The annual Conservative Political Action Conference, or CPAC, is the year's biggest event for Republicans and the right in general. The speakers' list for the multi-day event reads like a who's who for conservatives, and the more ambitious the GOP candidate, the more he or she desperately wants to win CPAC attendees' approval.
With this in mind, the fact that the conference will not extend an invitation to New Jersey Gov. Chris Christie (R) seems noteworthy.
The list of speakers for the March confab currently includes the party's failed 2012 nominee, Mitt Romney, as well as former VP hopeful Sarah Palin and a string of current officials and 2016 hopefuls like Sen. Marco Rubio.But Christie, who infuriated some Republicans for praising President Barack Obama's performance post-Hurricane Sandy, will not be among them.
In a narrow sense, the CPAC guest seems trivial, but in the larger context, the Christie snub says quite a bit about the contemporary conservative movement.

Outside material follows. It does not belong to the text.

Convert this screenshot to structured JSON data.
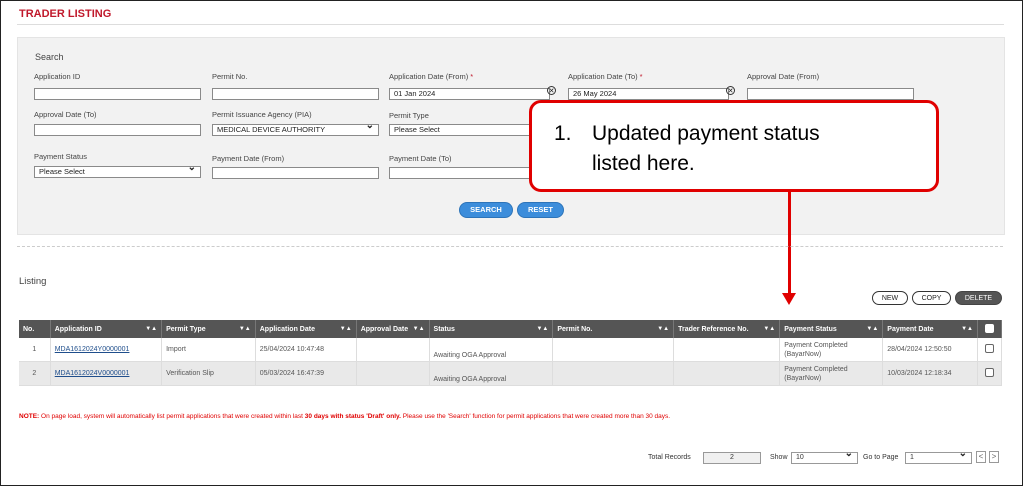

After all, Christie is arguably one of the nation's most popular Republicans; he has a high approval rating in a traditionally "blue" state; and the media establishment seems to adore him (despite his tendency to upbraid reporters for no reason). He may not loyally toe the right-wing line, but Christie vetoed a minimum-wage increase, generally opposes abortion rights, blocked marriage equality, opposes the Affordable Care Act, hates unions, picks partisan in-state fights, inexplicably rejected federal infrastructure investments, and withdrew New Jersey from a regional effort to reduce carbon emissions.
And Christie has national ambitions, which likely would have led him to throw some red meat to the CPAC crowd.

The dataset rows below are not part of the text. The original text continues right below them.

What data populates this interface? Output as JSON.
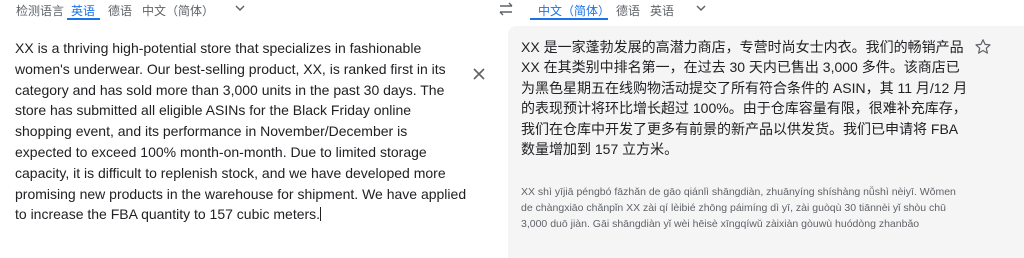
{
  "source_languages": {
    "detect": "检测语言",
    "english": "英语",
    "german": "德语",
    "chinese_simplified": "中文（简体）"
  },
  "target_languages": {
    "chinese_simplified": "中文（简体）",
    "german": "德语",
    "english": "英语"
  },
  "source_text": "XX is a thriving high-potential store that specializes in fashionable women's underwear. Our best-selling product, XX, is ranked first in its category and has sold more than 3,000 units in the past 30 days. The store has submitted all eligible ASINs for the Black Friday online shopping event, and its performance in November/December is expected to exceed 100% month-on-month. Due to limited storage capacity, it is difficult to replenish stock, and we have developed more promising new products in the warehouse for shipment. We have applied to increase the FBA quantity to 157 cubic meters.",
  "translation_text": "XX 是一家蓬勃发展的高潜力商店，专营时尚女士内衣。我们的畅销产品 XX 在其类别中排名第一，在过去 30 天内已售出 3,000 多件。该商店已为黑色星期五在线购物活动提交了所有符合条件的 ASIN，其 11 月/12 月的表现预计将环比增长超过 100%。由于仓库容量有限，很难补充库存，我们在仓库中开发了更多有前景的新产品以供发货。我们已申请将 FBA 数量增加到 157 立方米。",
  "pinyin_text": "XX shì yījiā péngbó fāzhǎn de gāo qiánlì shāngdiàn, zhuānyíng shíshàng nǚshì nèiyī. Wǒmen de chàngxiāo chǎnpǐn XX zài qí lèibié zhōng páimíng dì yī, zài guòqù 30 tiānnèi yǐ shòu chū 3,000 duō jiàn. Gāi shāngdiàn yǐ wèi hēisè xīngqíwǔ zàixiàn gòuwù huódòng zhanbǎo",
  "icons": {
    "chevron_source": "chevron-down-icon",
    "chevron_target": "chevron-down-icon",
    "swap": "swap-arrows-icon",
    "close": "close-icon",
    "star": "star-outline-icon"
  },
  "colors": {
    "accent": "#1a73e8",
    "target_panel": "#f5f5f5"
  }
}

But by 2013 standards, Christie is, quite literally, persona non grata on the right.
The governor has said some nice things about President Obama; he wanted federal aid after a natural disaster struck his state; and he accurately described right-wing activists terrified of Sharia law as "the crazies."
For CPAC, this kind of record simply won't do. The message to Republicans isn't subtle: there are multiple litmus tests and to be a national player, the right expects you to pass nearly all of them.